But as Piketty has identified, these official measures of wealth inequality at the top are imperfect. They poorly sample the super-wealthy. They don’t capture all the investment vehicles and trusts that they use. Assets are sometimes reported at historic cost rather than current values.
This bias towards under-reporting wealth at the top means that wealth inequality is worse than reported.
This is another similarity with the past.
The problem of wealth inequality was fresh in the minds of our predecessors in the 1940s, who had suffered the extremes of the 1920s and 30s and the war which followed.
Back then trade was seen as a force for good, and should be seen that way now. We currently risk a descent into trade wars and barriers that will harm us all.
While New Zealand has long advocated internationally for open trade, by 2017 we too were seeing increasing public scepticism at home.
Our response, borrowing the language already used by the EU, was our Trade for All agenda.
It aims to ensure the benefits of trade flow – and are seen to flow – to all sectors including small and medium businesses, indigenous Maori, women and the regions.
It has increased the social licence in favour of trade by showing its positive contribution to the issues people care about: jobs, communities and the environment.
A good example is using trade policy to address environmentally harmful subsidies – including for fisheries and for fossil fuel production and consumption.
They are costly and often socially regressive and make climate change worse. Fossil fuel subsidies cost US$582bn in 2019. Those public funds could be used for recovery efforts.
New Zealand is negotiating a plurilateral Agreement on Climate Change, Trade and Sustainability, with legally enforceable disciplines for fossil fuel subsidies.
Taxing Multinationals in the Digital Economy
Another priority for the Government has been making sure that multinationals pay their fair share of tax.
Countries have taken some good steps to counter tax avoidance by multinationals.
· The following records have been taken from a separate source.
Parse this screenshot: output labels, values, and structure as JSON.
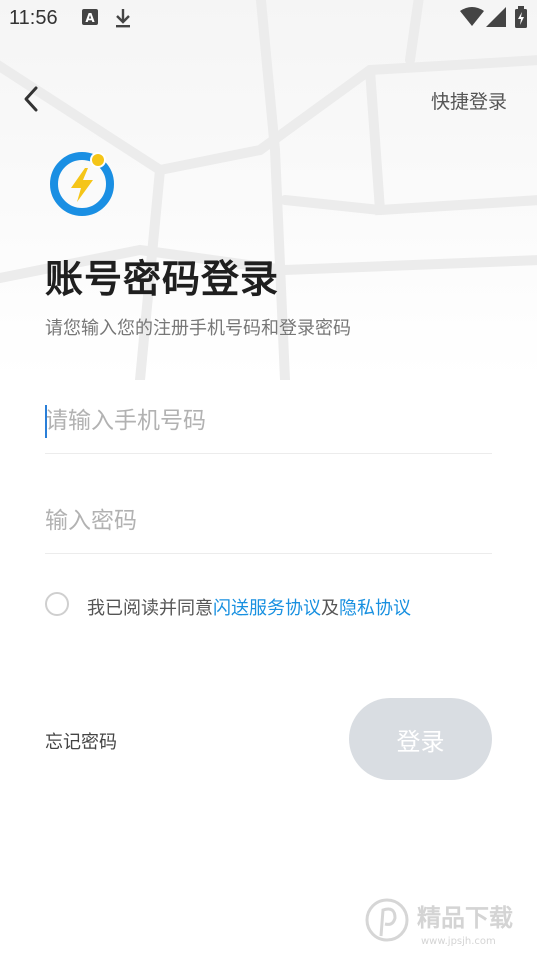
{
  "status_bar": {
    "time": "11:56",
    "icons": [
      "text-a-icon",
      "download-icon",
      "wifi-icon",
      "signal-icon",
      "battery-charging-icon"
    ]
  },
  "nav": {
    "back_icon": "chevron-left-icon",
    "quick_login_label": "快捷登录"
  },
  "logo": {
    "icon": "lightning-bolt-logo",
    "accent_color": "#1a8fe3",
    "bolt_color": "#f5c518"
  },
  "title": "账号密码登录",
  "subtitle": "请您输入您的注册手机号码和登录密码",
  "phone_field": {
    "placeholder": "请输入手机号码",
    "value": ""
  },
  "password_field": {
    "placeholder": "输入密码",
    "value": ""
  },
  "agreement": {
    "checked": false,
    "prefix": "我已阅读并同意",
    "service_link": "闪送服务协议",
    "and": "及",
    "privacy_link": "隐私协议"
  },
  "forgot_password_label": "忘记密码",
  "login_button_label": "登录",
  "colors": {
    "link": "#1890e0",
    "button_disabled_bg": "#d9dde2",
    "caret": "#2a7fd8"
  },
  "watermark": {
    "cn": "精品下载",
    "url": "www.jpsjh.com"
  }
}
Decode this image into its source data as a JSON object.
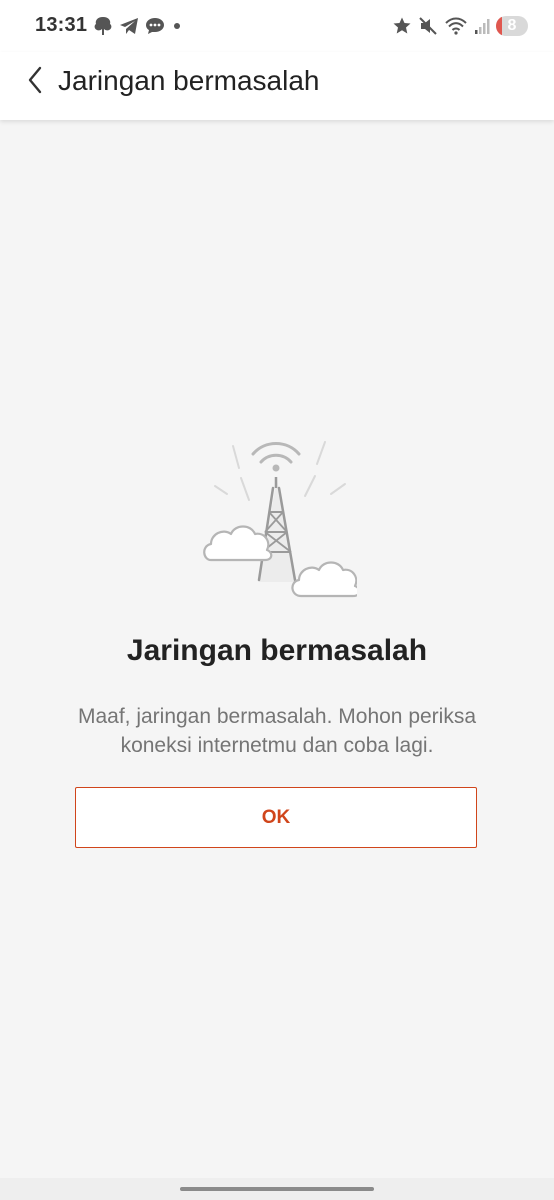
{
  "status_bar": {
    "time": "13:31",
    "left_icons": [
      "tree-notification-icon",
      "telegram-icon",
      "message-icon",
      "dot-icon"
    ],
    "right_icons": [
      "star-icon",
      "mute-icon",
      "wifi-icon",
      "signal-icon"
    ],
    "battery_level": "8",
    "battery_color": "#e0574f"
  },
  "header": {
    "title": "Jaringan bermasalah",
    "back_icon": "chevron-left-icon"
  },
  "error": {
    "illustration_icon": "signal-tower-icon",
    "title": "Jaringan bermasalah",
    "message": "Maaf, jaringan bermasalah. Mohon periksa koneksi internetmu dan coba lagi."
  },
  "actions": {
    "ok_label": "OK",
    "accent_color": "#d0451b"
  },
  "colors": {
    "background": "#f5f5f5",
    "header": "#ffffff"
  }
}
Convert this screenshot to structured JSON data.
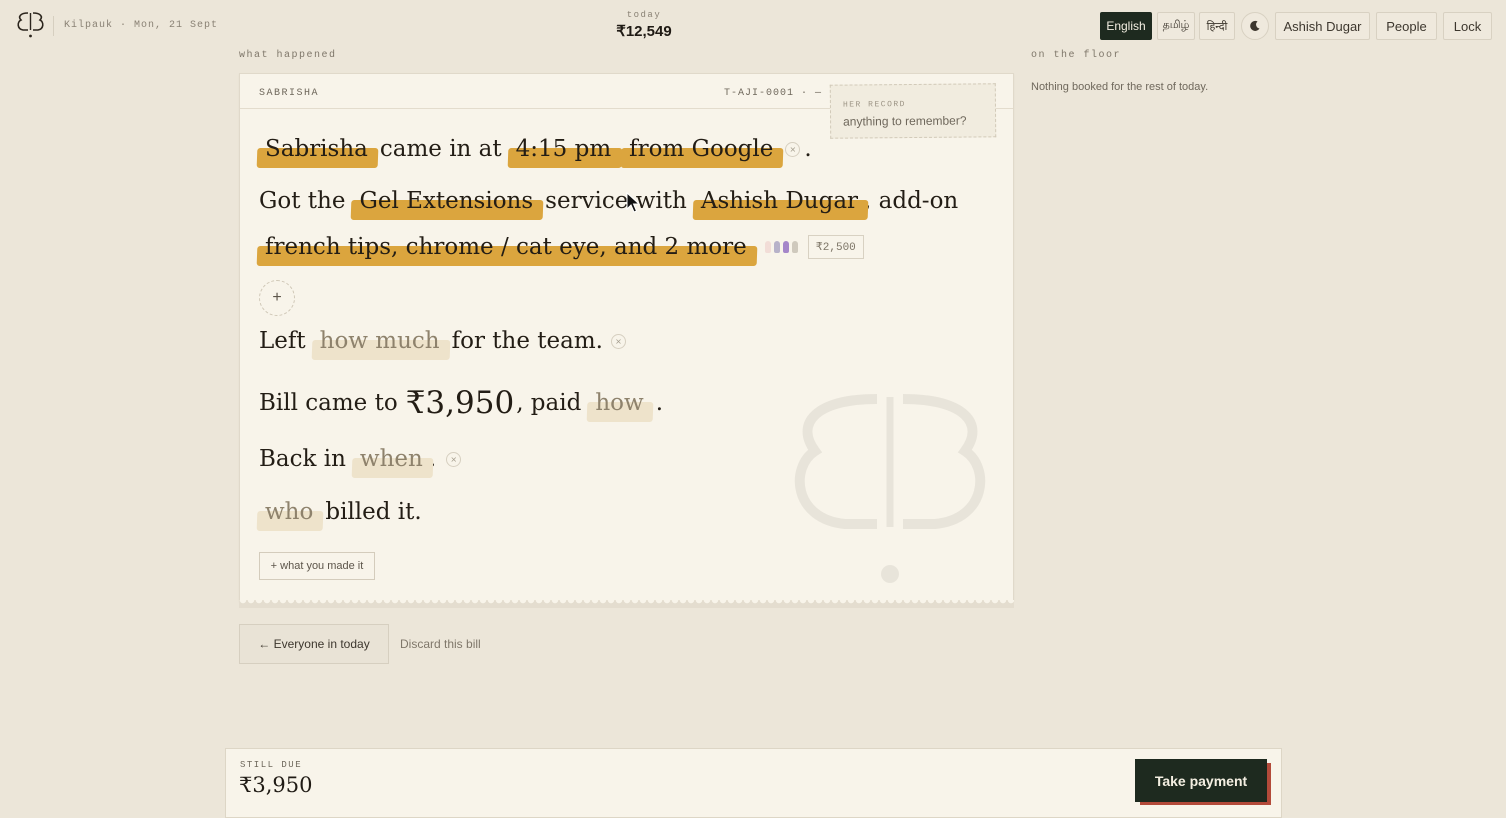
{
  "topbar": {
    "location": "Kilpauk · Mon, 21 Sept",
    "today_label": "today",
    "today_value": "₹12,549",
    "languages": [
      "English",
      "தமிழ்",
      "हिन्दी"
    ],
    "active_language": "English",
    "user": "Ashish Dugar",
    "people": "People",
    "lock": "Lock"
  },
  "sections": {
    "left_caption": "what happened",
    "right_caption": "on the floor",
    "floor_empty": "Nothing booked for the rest of today."
  },
  "card": {
    "client": "SABRISHA",
    "ticket": "T-AJI-0001 · —",
    "note_label": "HER RECORD",
    "note_placeholder": "anything to remember?",
    "line1": {
      "name": "Sabrisha",
      "t1": "came in at",
      "time": "4:15 pm",
      "source": "from Google",
      "end": "."
    },
    "line2": {
      "t1": "Got the",
      "service": "Gel Extensions",
      "t2": "service with",
      "staff": "Ashish Dugar",
      "t3": ", add-on"
    },
    "line3": {
      "addons": "french tips, chrome / cat eye, and 2 more",
      "price": "₹2,500"
    },
    "add_symbol": "+",
    "line4": {
      "t1": "Left",
      "tip": "how much",
      "t2": "for the team."
    },
    "line5": {
      "t1": "Bill came to",
      "amount": "₹3,950",
      "t2": ", paid",
      "method": "how",
      "end": "."
    },
    "line6": {
      "t1": "Back in",
      "when": "when",
      "end": "."
    },
    "line7": {
      "who": "who",
      "t1": "billed it."
    },
    "made_button": "+ what you made it",
    "clear_symbol": "×"
  },
  "actions": {
    "back": "← Everyone in today",
    "discard": "Discard this bill"
  },
  "footer": {
    "due_label": "STILL DUE",
    "due_value": "₹3,950",
    "pay_button": "Take payment"
  },
  "colors": {
    "accent_chip": "#dba53e",
    "dark_button": "#1e2a1f",
    "pay_shadow": "#b34a3a",
    "background": "#ece6d9",
    "card": "#f8f4ea"
  },
  "swatch_colors": [
    "#f2ddd7",
    "#b7b2c9",
    "#a586c9",
    "#cfc9bd"
  ]
}
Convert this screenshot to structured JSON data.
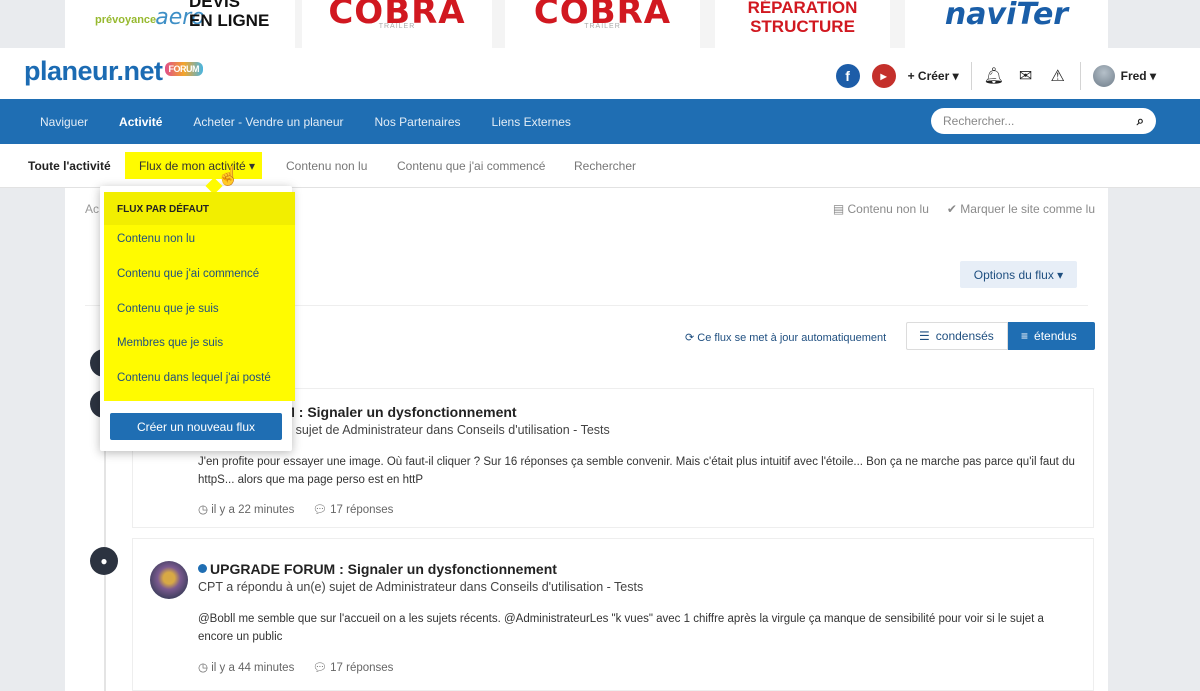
{
  "banner": {
    "ad1": {
      "logo": "aero",
      "logo_sub": "prévoyance",
      "line1": "DEVIS",
      "line2": "EN LIGNE"
    },
    "ad2": {
      "brand": "COBRA",
      "sub": "TRAILER"
    },
    "ad3": {
      "brand": "COBRA",
      "sub": "TRAILER"
    },
    "ad4": {
      "line1": "RÉPARATION",
      "line2": "STRUCTURE"
    },
    "ad5": {
      "brand": "naviTer"
    }
  },
  "header": {
    "logo": "planeur.net",
    "logo_badge": "FORUM",
    "create_label": "+ Créer ▾",
    "user_label": "Fred ▾",
    "icons": [
      "facebook-icon",
      "youtube-icon",
      "bell-icon",
      "envelope-icon",
      "warning-icon"
    ]
  },
  "nav": {
    "items": [
      {
        "label": "Naviguer"
      },
      {
        "label": "Activité",
        "active": true
      },
      {
        "label": "Acheter - Vendre un planeur"
      },
      {
        "label": "Nos Partenaires"
      },
      {
        "label": "Liens Externes"
      }
    ],
    "search_placeholder": "Rechercher..."
  },
  "subnav": {
    "items": [
      {
        "label": "Toute l'activité"
      },
      {
        "label": "Flux de mon activité ▾"
      },
      {
        "label": "Contenu non lu"
      },
      {
        "label": "Contenu que j'ai commencé"
      },
      {
        "label": "Rechercher"
      }
    ]
  },
  "main": {
    "breadcrumb": "Ac",
    "top_links": {
      "unread": "Contenu non lu",
      "mark_read": "Marquer le site comme lu"
    },
    "options_button": "Options du flux ▾",
    "auto_update": "Ce flux se met à jour automatiquement",
    "view_condensed": "condensés",
    "view_expanded": "étendus",
    "cards": [
      {
        "title": "RUM : Signaler un dysfonctionnement",
        "subtitle": "un(e) sujet de Administrateur dans Conseils d'utilisation - Tests",
        "body": "J'en profite pour essayer une image. Où faut-il cliquer ? Sur 16 réponses ça semble convenir. Mais c'était plus intuitif avec l'étoile... Bon ça ne marche pas parce qu'il faut du httpS... alors que ma page perso est en httP",
        "time": "il y a 22 minutes",
        "replies": "17 réponses"
      },
      {
        "title": "UPGRADE FORUM : Signaler un dysfonctionnement",
        "subtitle": "CPT a répondu à un(e) sujet de Administrateur dans Conseils d'utilisation - Tests",
        "body": "@Bobll me semble que sur l'accueil on a les sujets récents. @AdministrateurLes \"k vues\" avec 1 chiffre après la virgule ça manque de sensibilité pour voir si le sujet a encore un public",
        "time": "il y a 44 minutes",
        "replies": "17 réponses"
      }
    ]
  },
  "dropdown": {
    "header": "FLUX PAR DÉFAUT",
    "items": [
      {
        "label": "Contenu non lu"
      },
      {
        "label": "Contenu que j'ai commencé"
      },
      {
        "label": "Contenu que je suis"
      },
      {
        "label": "Membres que je suis"
      },
      {
        "label": "Contenu dans lequel j'ai posté"
      }
    ],
    "create_button": "Créer un nouveau flux"
  },
  "colors": {
    "nav_blue": "#1f6eb3",
    "highlight_yellow": "#fffb00",
    "ad_red": "#d11820"
  }
}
We have implemented the key Base Erosion and Profit Shifting measures.
While the BEPS project shut down some artificial tax avoidance strategies, digital multinationals can still avoid paying a fair amount of tax. This is mostly due to flaws in the current international income tax framework.
An OECD led international solution is preferred by the New Zealand government over a Digital Services Tax (DST).
However, the Government will seriously consider a DST if the OECD is unable to reach a solution.
So, I would say we the politicians in this room should encourage the OECD and other multilateral to address:
- Income inequality
- Wealth inequality
- Monetary policy
- The benefits of trade
- Fair international taxation for digital services
- Environmental issues, including practical measures to reform fish subsidies and fossil fuel subsidies
- And lastly, what duties should be owed by social media companies who are carrying messages of hate and misinformation, and undermining trust in liberal democracies.
We should seize the opportunities thrust upon us by COVID, and if we do we will all be better off.